Soup & Hope creates connection through storytelling

Celebrating its 15th year at Cornell, the 2022 Soup & Hope speaker series returned to Sage Chapel after more than a year on Zoom with stories of transformation and empowerment – a theme that resonated with participants as the world continues to grow and change through the pandemic.

“I am who I am because somebody loved me,” said Zebadiah Hall, director of Student Disability Services, who opened the series’ final program on March 24. “I am who I am because somebody supported me. I am who I am because somebody had hope for me.” 

Zebadiah Hall

As in previous years, the 2022 Soup & Hope season featured uplifting – and occasionally painful – personal stories from Cornell staff, faculty and students, highlighting the journey to finding and celebrating hope.

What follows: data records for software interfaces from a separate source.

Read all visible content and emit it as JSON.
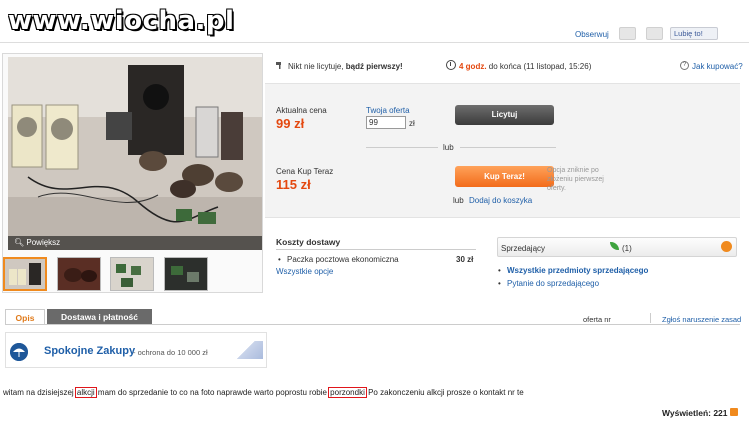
{
  "watermark": "www.wiocha.pl",
  "header": {
    "obserwuj": "Obserwuj",
    "lubie": "Lubię to!"
  },
  "gallery": {
    "powieksz": "Powiększ",
    "thumb_count": 4
  },
  "auction": {
    "no_bids": "Nikt nie licytuje, ",
    "be_first": "bądź pierwszy!",
    "time_left": "4 godz.",
    "time_suffix": " do końca (11 listopad, 15:26)",
    "help_link": "Jak kupować?",
    "current_price_label": "Aktualna cena",
    "current_price": "99 zł",
    "your_offer_label": "Twoja oferta",
    "offer_value": "99",
    "offer_currency": "zł",
    "bid_button": "Licytuj",
    "or": "lub",
    "buy_now_label": "Cena Kup Teraz",
    "buy_now_price": "115 zł",
    "buy_now_button": "Kup Teraz!",
    "buy_now_note": "Opcja zniknie po złożeniu pierwszej oferty.",
    "or2": "lub",
    "add_to_cart": "Dodaj do koszyka"
  },
  "shipping": {
    "title": "Koszty dostawy",
    "method": "Paczka pocztowa ekonomiczna",
    "price": "30 zł",
    "all_options": "Wszystkie opcje"
  },
  "seller": {
    "label": "Sprzedający",
    "rating": "(1)",
    "all_items": "Wszystkie przedmioty sprzedającego",
    "ask": "Pytanie do sprzedającego"
  },
  "tabs": {
    "opis": "Opis",
    "dostawa": "Dostawa i płatność",
    "oferta_nr": "oferta nr",
    "zglos": "Zgłoś naruszenie zasad"
  },
  "safe": {
    "title": "Spokojne Zakupy",
    "sub": "- ochrona do 10 000 zł"
  },
  "description": {
    "p1": "witam na dzisiejszej ",
    "h1": "alkcji",
    "p2": " mam do sprzedanie to co na foto naprawde warto poprostu robie ",
    "h2": "porzondki",
    "p3": " Po zakonczeniu alkcji prosze o kontakt nr te"
  },
  "views": {
    "label": "Wyświetleń: 221"
  }
}
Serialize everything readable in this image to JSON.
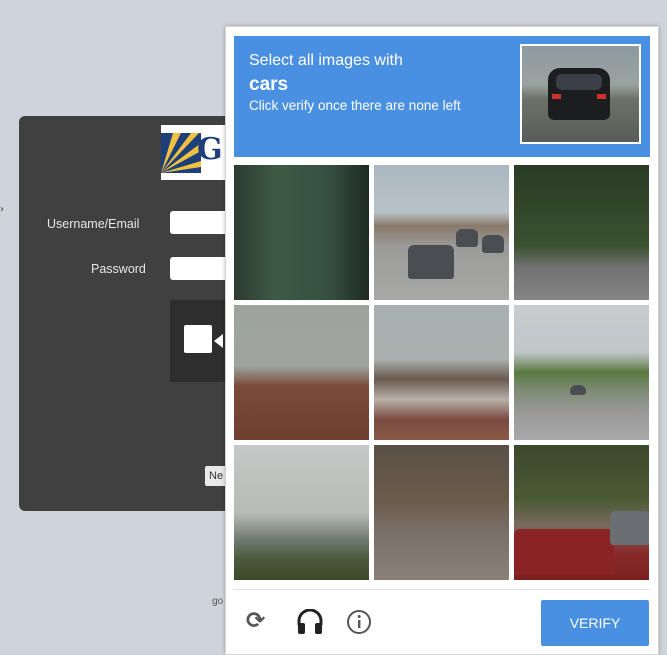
{
  "login": {
    "logo_letter": "G",
    "username_label": "Username/Email",
    "password_label": "Password",
    "ne_button_label": "Ne",
    "footer_text": "go"
  },
  "captcha": {
    "header": {
      "line1": "Select all images with",
      "target": "cars",
      "line3": "Click verify once there are none left"
    },
    "tiles": [
      {
        "id": 1
      },
      {
        "id": 2
      },
      {
        "id": 3
      },
      {
        "id": 4
      },
      {
        "id": 5
      },
      {
        "id": 6
      },
      {
        "id": 7
      },
      {
        "id": 8
      },
      {
        "id": 9
      }
    ],
    "footer": {
      "reload_icon": "reload-icon",
      "audio_icon": "headphones-icon",
      "info_icon": "info-icon",
      "verify_label": "VERIFY"
    },
    "colors": {
      "accent": "#4a90e2",
      "header_text": "#ffffff",
      "footer_icons": "#555555"
    }
  }
}
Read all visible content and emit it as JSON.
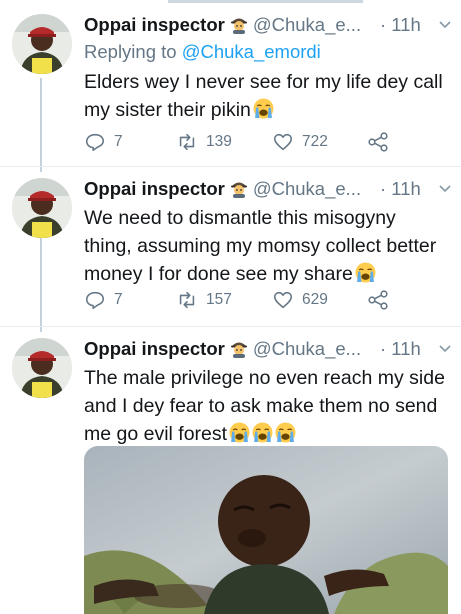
{
  "tweets": [
    {
      "author_name": "Oppai inspector",
      "badge_icon": "detective-emoji",
      "handle": "@Chuka_e...",
      "time": "· 11h",
      "reply_prefix": "Replying to",
      "reply_to": "@Chuka_emordi",
      "text_line1": "Elders wey I never see for my life dey call",
      "text_line2": "my sister their pikin",
      "trailing_emoji": "loudly-crying-face",
      "replies": "7",
      "retweets": "139",
      "likes": "722"
    },
    {
      "author_name": "Oppai inspector",
      "badge_icon": "detective-emoji",
      "handle": "@Chuka_e...",
      "time": "· 11h",
      "text_line1": "We need to dismantle this misogyny",
      "text_line2": "thing, assuming my momsy collect better",
      "text_line3": "money I for done see my share",
      "trailing_emoji": "loudly-crying-face",
      "replies": "7",
      "retweets": "157",
      "likes": "629"
    },
    {
      "author_name": "Oppai inspector",
      "badge_icon": "detective-emoji",
      "handle": "@Chuka_e...",
      "time": "· 11h",
      "text_line1": "The male privilege no even reach my side",
      "text_line2": "and I dey fear to ask make them no send",
      "text_line3": "me go evil forest",
      "trailing_emoji": "loudly-crying-face x3",
      "media": "photo-crying-child"
    }
  ],
  "colors": {
    "accent": "#1da1f2",
    "muted": "#657786",
    "text": "#14171a",
    "thread_line": "#c4d0da"
  }
}
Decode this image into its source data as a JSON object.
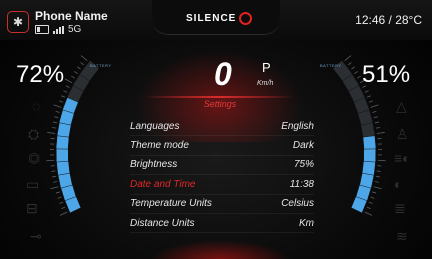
{
  "status_bar": {
    "phone_name": "Phone Name",
    "network": "5G",
    "brand": "SILENCE",
    "time_temp": "12:46 / 28°C"
  },
  "left_battery": {
    "percent_text": "72%",
    "label": "BATTERY",
    "level": 0.72
  },
  "right_battery": {
    "percent_text": "51%",
    "label": "BATTERY",
    "level": 0.51
  },
  "speedometer": {
    "speed": "0",
    "gear": "P",
    "unit": "Km/h"
  },
  "settings": {
    "title": "Settings",
    "items": [
      {
        "label": "Languages",
        "value": "English"
      },
      {
        "label": "Theme mode",
        "value": "Dark"
      },
      {
        "label": "Brightness",
        "value": "75%"
      },
      {
        "label": "Date and Time",
        "value": "11:38"
      },
      {
        "label": "Temperature Units",
        "value": "Celsius"
      },
      {
        "label": "Distance Units",
        "value": "Km"
      }
    ],
    "active_index": 3
  },
  "colors": {
    "accent_red": "#e0231f",
    "gauge_blue": "#4da6e8"
  },
  "icons": {
    "left": [
      "phone-icon",
      "hazard-icon",
      "motor-icon",
      "battery-warning-icon",
      "lock-icon",
      "key-icon"
    ],
    "right": [
      "warning-icon",
      "person-icon",
      "lights-icon",
      "low-beam-icon",
      "high-beam-icon",
      "fog-light-icon"
    ]
  }
}
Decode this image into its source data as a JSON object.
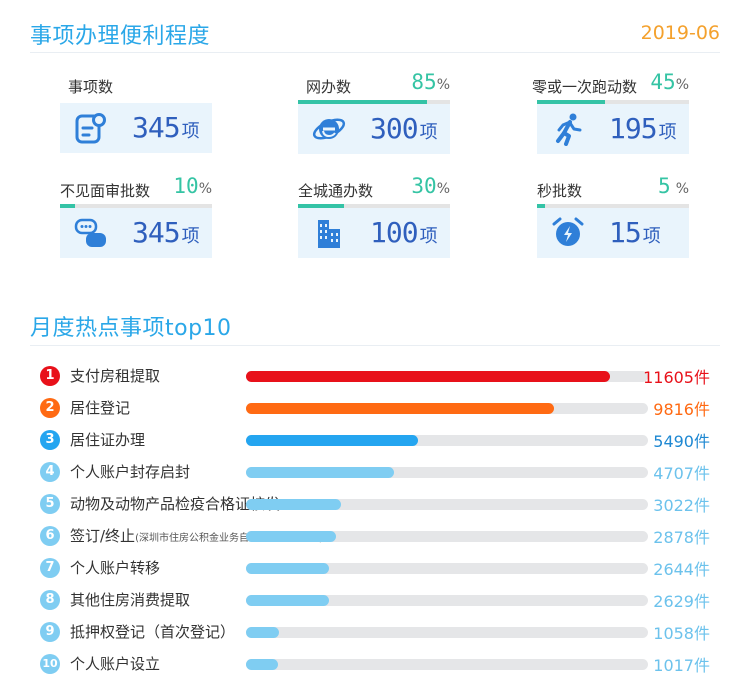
{
  "header": {
    "title": "事项办理便利程度",
    "date": "2019-06"
  },
  "stats": [
    {
      "label": "事项数",
      "percent": null,
      "value": "345",
      "unit": "项",
      "icon": "document-icon"
    },
    {
      "label": "网办数",
      "percent": "85",
      "value": "300",
      "unit": "项",
      "icon": "ie-browser-icon"
    },
    {
      "label": "零或一次跑动数",
      "percent": "45",
      "value": "195",
      "unit": "项",
      "icon": "running-person-icon"
    },
    {
      "label": "不见面审批数",
      "percent": "10",
      "value": "345",
      "unit": "项",
      "icon": "chat-icon"
    },
    {
      "label": "全城通办数",
      "percent": "30",
      "value": "100",
      "unit": "项",
      "icon": "city-buildings-icon"
    },
    {
      "label": "秒批数",
      "percent": "5",
      "value": "15",
      "unit": "项",
      "icon": "alarm-clock-icon"
    }
  ],
  "percent_sign": "%",
  "top10": {
    "title": "月度热点事项top10",
    "unit": "件",
    "max": 12800,
    "colors": [
      "#e8111a",
      "#ff6a13",
      "#24a5f0",
      "#7fcdf2"
    ],
    "items": [
      {
        "rank": "1",
        "name": "支付房租提取",
        "note": "",
        "count": "11605"
      },
      {
        "rank": "2",
        "name": "居住登记",
        "note": "",
        "count": "9816"
      },
      {
        "rank": "3",
        "name": "居住证办理",
        "note": "",
        "count": "5490"
      },
      {
        "rank": "4",
        "name": "个人账户封存启封",
        "note": "",
        "count": "4707"
      },
      {
        "rank": "5",
        "name": "动物及动物产品检疫合格证核发",
        "note": "",
        "count": "3022"
      },
      {
        "rank": "6",
        "name": "签订/终止",
        "note": "(深圳市住房公积金业务自助办理服务协议)",
        "count": "2878"
      },
      {
        "rank": "7",
        "name": "个人账户转移",
        "note": "",
        "count": "2644"
      },
      {
        "rank": "8",
        "name": "其他住房消费提取",
        "note": "",
        "count": "2629"
      },
      {
        "rank": "9",
        "name": "抵押权登记（首次登记）",
        "note": "",
        "count": "1058"
      },
      {
        "rank": "10",
        "name": "个人账户设立",
        "note": "",
        "count": "1017"
      }
    ]
  }
}
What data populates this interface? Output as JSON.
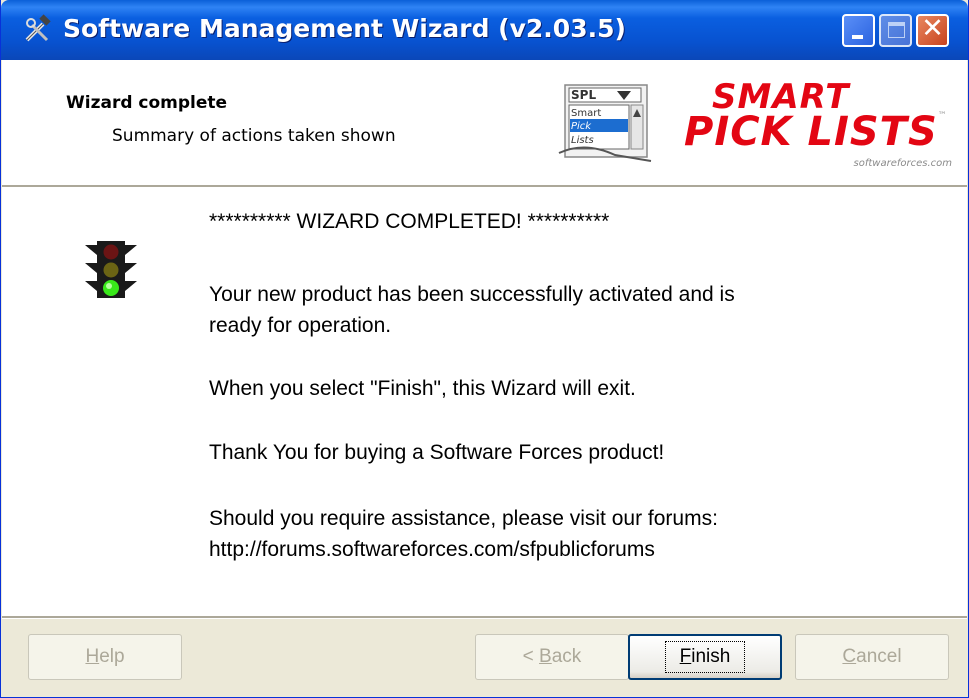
{
  "window": {
    "title": "Software Management Wizard (v2.03.5)",
    "icon": "tools-icon",
    "controls": [
      "minimize-icon",
      "maximize-icon",
      "close-icon"
    ]
  },
  "header": {
    "title": "Wizard complete",
    "subtitle": "Summary of actions taken shown",
    "logo": {
      "box_title": "SPL",
      "box_lines": [
        "Smart",
        "Pick",
        "Lists"
      ],
      "brand_line1": "SMART",
      "brand_line2": "PICK LISTS",
      "trademark": "™",
      "domain": "softwareforces.com"
    }
  },
  "content": {
    "status_icon": "traffic-light-green-icon",
    "heading": "********** WIZARD COMPLETED! **********",
    "paragraphs": [
      "Your new product has been successfully activated and is",
      "ready for operation.",
      "When you select \"Finish\", this Wizard will exit.",
      "Thank You for buying a Software Forces product!",
      "Should you require assistance, please visit our forums:",
      "http://forums.softwareforces.com/sfpublicforums"
    ]
  },
  "buttons": {
    "help": {
      "mnemonic": "H",
      "rest": "elp",
      "enabled": false
    },
    "back": {
      "prefix": "< ",
      "mnemonic": "B",
      "rest": "ack",
      "enabled": false
    },
    "finish": {
      "mnemonic": "F",
      "rest": "inish",
      "enabled": true
    },
    "cancel": {
      "mnemonic": "C",
      "rest": "ancel",
      "enabled": false
    }
  },
  "colors": {
    "titlebar": "#0a5fd8",
    "brand_red": "#e30613",
    "dialog_face": "#ece9d8",
    "disabled_text": "#aca899"
  }
}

But the 2022 program carried a bit more weight and meaning with the return of personal connection, a shared meal of soup and bread, and a sense of community among those in attendance at Sage Chapel.

“These past two years of the pandemic have held profound challenges for so many in our community, and those challenges have been exacerbated by the fact that so many have had to suffer in isolation, away from their communities and support systems,” said Oliver Goodrich, associate dean of students for spirituality and meaning-making and chair of the Soup & Hope committee. “One of the real joys of this year’s Soup & Hope series has been gathering together in person, albeit carefully and cautiously, and reconnecting with friends, mentors and colleagues.”

In its 15 years, the series has brought nearly 70 speakers, seeking to inspire the Cornell and local community with stories laying bare their vulnerability. This year’s series featured clinicians and staff from Cornell Health and the Division of Human Resources, as well as faculty members and students.

While the presenters’ stories and experiences are unique to their own diverse backgrounds, Goodrich said, “one of the common themes has been learning to claim the hard-earned wisdom that can emerge from pain and suffering.

“Each of our speakers shared how they learned over time that difficulties didn’t define who they were, and in response to life’s difficulties they discovered previously unknown resilience, wisdom, and perspective,” he said.

In her talk, Sokhnadiarra Ndiaye ’24 said vulnerability does not define you, but can move you to see your purpose. She spoke about inspiring others to embrace the challenges of life, remembering that they are only here for a moment.

 “That’s the magic of Soup & Hope,” said Victor Younger, director of diversity and inclusion for the Stephanie and Peter Nolan School of Hotel Administration, a committee member and Ndaiye’s Soup & Hope mentor. “Every story can inspire, challenge, or move you to see beyond the moment.”

“We all have something to share and it is a privilege for our colleagues to be vulnerable in the moment and share messages of hope and inspiration,” said Kristine DeLuca of the Soup & Hope planning committee.

Soup & Hope is co-sponsored by the Office of Spirituality and Meaning-Making and Cornell United Religious Work; Cornell Dining; and Cornell Health. Recorded stories – and soup recipes – can be found on the Soup & Hope website.

Amy Gaulke is director of communications for Student and Campus Life.